“We will not limit ourselves to attacking only the symptoms but we will face the root of the problems,” Siches said in what seemed like a threat against the Mapuche people.
“Undoubtedly, the unity of all the political forces represented in this Parliament is required... Addressing this conflict requires State policies. There are no short cuts. There are no easy or short solutions except to agree on a strategy and a plan," the Interior Minister added.
That's sure most of people didn't expect. that Boric's declaration of war on Mapuche community. But we know every legal party and all politicians are slaves of the system.— Cyber GuerrillA (@AnarchosFaction) May 27, 2022
Solidarity with Mapuche people in Chile.https://t.co/oVXathG5Trhttps://t.co/oVXathG5Tr
The tweet reads, "Boric remilitarizes La Araucania. The Chilean government decrees a state of emergency in two southern provinces 'to guarantee security' throughout the Mapuche area. Until now Boric had rejected the Piñera-backed militarization, which was reversed in March."
The "Mapuche conflict" is a long-standing dispute between the Chilean State and the Indigenous communities that claim the use of their customary rights, the ownership of ancestral lands threatened by extractive companies, their freedom to establish their development model, and the recognition of their cultural identity.
Historically speaking, the struggle of the Mapuche has been tenacious and permanent.

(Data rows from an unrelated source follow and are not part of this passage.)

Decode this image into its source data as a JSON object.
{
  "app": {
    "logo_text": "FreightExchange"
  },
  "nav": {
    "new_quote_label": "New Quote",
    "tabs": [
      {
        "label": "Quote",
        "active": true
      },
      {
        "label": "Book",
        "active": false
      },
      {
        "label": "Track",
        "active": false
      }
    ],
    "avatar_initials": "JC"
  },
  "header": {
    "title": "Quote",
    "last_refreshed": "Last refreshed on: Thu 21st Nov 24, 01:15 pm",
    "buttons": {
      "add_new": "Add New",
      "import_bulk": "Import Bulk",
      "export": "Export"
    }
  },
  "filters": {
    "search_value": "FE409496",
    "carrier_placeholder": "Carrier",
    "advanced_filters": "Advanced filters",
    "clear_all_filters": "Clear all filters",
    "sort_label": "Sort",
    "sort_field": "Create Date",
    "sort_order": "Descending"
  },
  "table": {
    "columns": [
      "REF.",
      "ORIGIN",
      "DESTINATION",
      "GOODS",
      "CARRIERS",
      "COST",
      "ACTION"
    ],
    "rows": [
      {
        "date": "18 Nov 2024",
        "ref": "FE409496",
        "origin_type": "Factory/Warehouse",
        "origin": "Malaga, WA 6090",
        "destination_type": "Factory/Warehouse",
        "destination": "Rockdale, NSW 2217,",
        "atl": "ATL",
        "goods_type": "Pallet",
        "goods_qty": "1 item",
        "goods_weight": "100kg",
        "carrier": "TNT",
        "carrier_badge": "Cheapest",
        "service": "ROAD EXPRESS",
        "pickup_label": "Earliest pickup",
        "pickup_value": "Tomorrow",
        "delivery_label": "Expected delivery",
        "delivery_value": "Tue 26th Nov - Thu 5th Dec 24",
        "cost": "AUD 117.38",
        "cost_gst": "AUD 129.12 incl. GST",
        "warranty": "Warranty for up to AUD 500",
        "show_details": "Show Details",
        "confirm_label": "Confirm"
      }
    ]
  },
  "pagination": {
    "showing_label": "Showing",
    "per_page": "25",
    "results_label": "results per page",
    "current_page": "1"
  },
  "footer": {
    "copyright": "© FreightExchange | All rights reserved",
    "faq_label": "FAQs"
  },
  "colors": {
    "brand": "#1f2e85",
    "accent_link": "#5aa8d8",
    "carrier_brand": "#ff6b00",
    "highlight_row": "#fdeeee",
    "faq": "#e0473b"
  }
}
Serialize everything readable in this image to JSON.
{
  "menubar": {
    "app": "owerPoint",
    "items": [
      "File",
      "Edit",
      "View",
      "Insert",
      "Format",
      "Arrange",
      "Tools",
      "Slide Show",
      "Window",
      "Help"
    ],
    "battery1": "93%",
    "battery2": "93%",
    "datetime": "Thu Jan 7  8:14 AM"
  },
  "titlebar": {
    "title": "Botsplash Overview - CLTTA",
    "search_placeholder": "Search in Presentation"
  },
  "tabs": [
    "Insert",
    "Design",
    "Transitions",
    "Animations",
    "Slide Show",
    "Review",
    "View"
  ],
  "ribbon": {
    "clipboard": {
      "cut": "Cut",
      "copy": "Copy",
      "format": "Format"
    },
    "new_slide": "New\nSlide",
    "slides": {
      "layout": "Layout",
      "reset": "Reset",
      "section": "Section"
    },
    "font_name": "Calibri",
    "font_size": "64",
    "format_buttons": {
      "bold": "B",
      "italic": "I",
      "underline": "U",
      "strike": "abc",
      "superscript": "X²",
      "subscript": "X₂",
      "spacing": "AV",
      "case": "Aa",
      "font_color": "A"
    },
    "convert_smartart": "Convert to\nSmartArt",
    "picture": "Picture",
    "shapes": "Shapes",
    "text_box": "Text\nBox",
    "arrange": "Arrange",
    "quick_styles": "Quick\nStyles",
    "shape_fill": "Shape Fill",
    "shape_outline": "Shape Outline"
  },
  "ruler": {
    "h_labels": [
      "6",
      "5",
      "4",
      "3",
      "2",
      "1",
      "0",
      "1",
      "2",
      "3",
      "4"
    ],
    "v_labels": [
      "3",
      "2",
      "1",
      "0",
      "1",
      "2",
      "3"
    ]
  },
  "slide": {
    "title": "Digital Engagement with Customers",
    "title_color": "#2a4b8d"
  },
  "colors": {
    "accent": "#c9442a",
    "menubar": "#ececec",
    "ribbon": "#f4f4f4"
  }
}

They successfully defended their way of life and their territory against the Inca Empire and the Spanish Empire. In the 19th century, the Republic of Chile recognized the autonomy of the Indigenous communities south of the Biobio River.
However, since then, the Mapuche territory has been outraged by the constant attacks emanating from companies extracting natural resources, which have been supported by the Chilean State, regardless of the ideological bias of the government in power.
The "Mapuche question" has generated legal and political debates ranging from the controversy over state property to the use of the epithet of "terrorist" to qualify Indigenous organizations.
On several occasions, multilateral organizations such as the Inter-American Court of Human Rights have condemned the Chilean State for the inappropriate use of the anti-terrorist law against the Mapuche people.